June 15, 2019

Mallory Herrmann

The school board has refused to reconsider their decision on hiring Educational Equity Consultants (EEC) in order to provide equity training for district teachers, staff and administrators. And many of them refused to even mention equity, with the board president speaking no more than she had to in order to run another packed meeting.

After hearing from nearly twenty parents, teachers and students who asked the board to please reconsider their vote from last month, to denounce the racist comments made during their meetings, and for Board President Julie Doane to resign, the board quietly moved on to business-as-usual agenda items.

Dr. Dennis Carpenter, superintendent, interjected to suggest that the board could choose to add consideration of the EEC contract back to the agenda through the “good cause” provision of the Missouri Sunshine Law, which allows urgent or time-sensitive matters to be added to an already-approved agenda.

No one offered to move forward with the suggestion.

“I think we should, um, look at that in a work session,” Doane finally said.

Jackie Clark, board member, made a similar motion to add EEC back to the agenda at the start of the meeting and the vote failed. She later explained that as a board member who voted in favor of the contract when initially considered, she would not be able to bring the issue back to the board – a board member who voted no in May would have to make that motion in order to change the outcome.

The board’s June 13 meeting was again filled with many parents and students recounting racist incidents, microaggressions and academic disadvantages resulting from bias.

Mia, who will be in eighth grade next year, described not being called on in class, having complaints about racist slurs dismissed by teachers and hearing comments that she was “clean” or “quiet” – “unlike other black girls.”

Jonathan Crispin said he was appalled that Mia had been treated this way in this district, which is supposed to be one of the best in the nation. He added that students shouldn’t have to attend these meanings in order to recall such painful events.

“You’re adults, get it together!” Crispin said.

Others shared that in their own employment – including in the medical and legal fields – they are receiving bias and representation training.

Beth Hayles, a teacher at Lee’s Summit High School, said that she and other teachers are tired of spending their own time and money to try to educate themselves on implicit bias and unconscious bias.

“I am ready to learn from the experts,” Hayles said.

But the board wasn’t swayed.

“That concludes our public comments and let’s move on to board reports,” Doane said after the final speaker finished.

During the board reports portion of the meeting, only Clark and Board Vice President Ryan Murdock gave any response to what they heard from the community.
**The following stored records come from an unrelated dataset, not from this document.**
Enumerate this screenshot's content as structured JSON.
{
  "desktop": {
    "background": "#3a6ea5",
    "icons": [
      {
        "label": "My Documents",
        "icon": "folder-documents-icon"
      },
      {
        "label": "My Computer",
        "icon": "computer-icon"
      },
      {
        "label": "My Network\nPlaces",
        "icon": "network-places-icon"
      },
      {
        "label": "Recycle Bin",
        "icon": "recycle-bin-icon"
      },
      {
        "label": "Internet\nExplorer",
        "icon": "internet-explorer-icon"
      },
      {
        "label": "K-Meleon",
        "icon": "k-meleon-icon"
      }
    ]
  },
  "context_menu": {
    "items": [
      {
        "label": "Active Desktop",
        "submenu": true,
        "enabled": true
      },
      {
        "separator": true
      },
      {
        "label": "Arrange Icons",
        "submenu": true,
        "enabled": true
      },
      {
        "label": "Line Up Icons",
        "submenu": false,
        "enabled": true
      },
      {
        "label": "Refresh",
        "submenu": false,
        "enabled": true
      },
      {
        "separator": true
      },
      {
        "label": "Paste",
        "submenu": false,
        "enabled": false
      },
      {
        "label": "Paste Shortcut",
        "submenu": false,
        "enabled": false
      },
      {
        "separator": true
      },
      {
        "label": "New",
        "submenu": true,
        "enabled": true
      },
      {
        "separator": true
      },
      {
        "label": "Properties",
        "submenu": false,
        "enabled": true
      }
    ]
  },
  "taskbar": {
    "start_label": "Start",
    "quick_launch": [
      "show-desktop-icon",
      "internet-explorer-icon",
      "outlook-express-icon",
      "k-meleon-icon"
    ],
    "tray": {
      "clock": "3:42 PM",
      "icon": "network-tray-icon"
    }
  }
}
Doane, and therefore the district, has received national media attention for making racist and insensitive comments during their May 16 meeting.

In a district that was already struggling to handle difficult conversations about equity, achievement gaps and bias in its schools and its administration, Doane’s suggestion that the idea of privilege just made her uncomfortable has unleashed calls for her resignations and for the board to denounce her words.

Doane suggested that it was unfair for a male colleague lost a job based solely on the fact another candidate is female.

“If they’re looking for a Spanish, they might choose J.Lo over me, I don’t know,” she continued.

When asked to consider the things she doesn’t have to think about every day, like being white, Doane went on to suggest that as a blonde-haired woman, she faces the same anxiety that black drivers face when seeing the flashing lights of a cop car in the rear-view mirror.

The board meets again on July 25.